You’ve probably noticed how seed availability can fluctuate from year to year. The vast majority of the time this is caused by changes in the weather. Whilst a good season leaves farms all across Europe with sheds full of seed, a challenging growing season can mean crop failures which puts pressure on supply of seed. A tough winter, and therefore an increased need to improve pastures in the spring, can increase demand further. Last year we saw a very rare set of circumstances.
Winter 2017 was unusually long and harsh and caused damage to many pastures. Spring planting in 2018 was then delayed due to a cold start to the season, and therefore many farmers were lacking grass growth for grazing, and short in conserved forage due to high usage over winter. This meant that when grass started growing, it was either grazed by hungry animals, or cut for silage. Once the limited amount of grazing grass had been exhausted and the weather became untypically hot & dry (limiting regrowth), farmers had to start feeding-out ‘first cut’ conserved forage which should have been destined for feeding during the following winter (2018).
The freak combination of these two weather events meant a very high demand for short term ‘rescue’ crops late spring, such as Italian ryegrass, to try and replace the forage stores as quickly as possible. It didn’t stop there though! The hot & dry summer also caused many of the spring sown ‘rescue’ crops to fail, which had to be re-planted again in the autumn, effectively doubling the normal usage for some species.

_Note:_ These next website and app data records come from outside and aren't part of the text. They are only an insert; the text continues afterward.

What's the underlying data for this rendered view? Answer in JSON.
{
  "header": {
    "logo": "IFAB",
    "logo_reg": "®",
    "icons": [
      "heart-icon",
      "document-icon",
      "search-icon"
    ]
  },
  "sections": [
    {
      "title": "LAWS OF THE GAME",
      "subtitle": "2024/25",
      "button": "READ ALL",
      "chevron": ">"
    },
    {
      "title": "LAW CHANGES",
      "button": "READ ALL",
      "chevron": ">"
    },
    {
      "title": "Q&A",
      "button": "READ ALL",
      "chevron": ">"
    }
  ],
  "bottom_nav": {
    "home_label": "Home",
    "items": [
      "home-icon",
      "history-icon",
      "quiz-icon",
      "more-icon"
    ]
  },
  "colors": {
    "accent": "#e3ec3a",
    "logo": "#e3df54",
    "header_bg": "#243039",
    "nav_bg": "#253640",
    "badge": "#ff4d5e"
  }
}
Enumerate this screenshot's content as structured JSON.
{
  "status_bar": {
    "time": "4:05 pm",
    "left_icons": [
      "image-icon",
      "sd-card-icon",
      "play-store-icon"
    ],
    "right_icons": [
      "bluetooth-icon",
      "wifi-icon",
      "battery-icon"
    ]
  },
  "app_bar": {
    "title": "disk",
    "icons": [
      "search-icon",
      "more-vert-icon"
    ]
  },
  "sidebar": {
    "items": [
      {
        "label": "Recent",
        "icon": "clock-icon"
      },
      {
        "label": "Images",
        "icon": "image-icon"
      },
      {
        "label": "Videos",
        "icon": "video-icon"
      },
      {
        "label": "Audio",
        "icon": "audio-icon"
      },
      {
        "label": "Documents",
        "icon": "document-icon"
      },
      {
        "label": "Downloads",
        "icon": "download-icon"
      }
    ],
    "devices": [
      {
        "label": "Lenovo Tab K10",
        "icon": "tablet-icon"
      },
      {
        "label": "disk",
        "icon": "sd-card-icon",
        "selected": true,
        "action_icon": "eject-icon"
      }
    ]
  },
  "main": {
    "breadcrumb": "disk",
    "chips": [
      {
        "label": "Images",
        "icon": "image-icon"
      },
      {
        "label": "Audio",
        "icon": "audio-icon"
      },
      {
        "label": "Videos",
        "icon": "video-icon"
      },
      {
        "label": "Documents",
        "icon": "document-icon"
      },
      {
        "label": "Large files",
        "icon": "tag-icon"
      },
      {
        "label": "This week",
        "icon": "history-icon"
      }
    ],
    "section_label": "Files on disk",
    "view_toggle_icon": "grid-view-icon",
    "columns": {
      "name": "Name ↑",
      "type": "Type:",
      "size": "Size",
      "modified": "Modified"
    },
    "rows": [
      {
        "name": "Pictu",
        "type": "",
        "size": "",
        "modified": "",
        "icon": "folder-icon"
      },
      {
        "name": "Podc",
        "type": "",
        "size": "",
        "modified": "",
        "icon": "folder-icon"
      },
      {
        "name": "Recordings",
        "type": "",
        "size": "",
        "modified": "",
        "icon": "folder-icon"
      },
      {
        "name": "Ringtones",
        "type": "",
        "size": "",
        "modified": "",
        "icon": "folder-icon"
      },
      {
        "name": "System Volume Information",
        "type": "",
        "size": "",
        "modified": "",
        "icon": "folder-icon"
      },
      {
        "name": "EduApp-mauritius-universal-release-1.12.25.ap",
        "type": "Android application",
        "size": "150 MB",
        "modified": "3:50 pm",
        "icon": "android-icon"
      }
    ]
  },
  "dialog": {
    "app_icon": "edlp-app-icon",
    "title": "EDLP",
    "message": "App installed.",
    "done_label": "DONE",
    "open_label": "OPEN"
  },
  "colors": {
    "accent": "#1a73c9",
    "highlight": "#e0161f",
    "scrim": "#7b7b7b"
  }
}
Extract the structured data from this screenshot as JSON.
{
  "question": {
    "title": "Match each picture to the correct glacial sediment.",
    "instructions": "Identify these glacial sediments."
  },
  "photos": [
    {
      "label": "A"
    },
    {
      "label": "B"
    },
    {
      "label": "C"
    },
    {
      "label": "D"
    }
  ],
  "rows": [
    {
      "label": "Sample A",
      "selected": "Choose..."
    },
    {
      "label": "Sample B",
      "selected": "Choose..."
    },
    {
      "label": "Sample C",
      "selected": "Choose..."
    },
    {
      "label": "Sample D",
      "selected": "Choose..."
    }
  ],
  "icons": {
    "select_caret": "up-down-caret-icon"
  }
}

The end result of this sequence of events was a severe lack of supply, coupled with a big increase in demand. It usually takes a year or two for the trade stocks to recover from these events, dependent of course on favourable weather, until demand gradually drops and supply can catch up. The good news is that 2019 got off to a great start, which looks set to continue.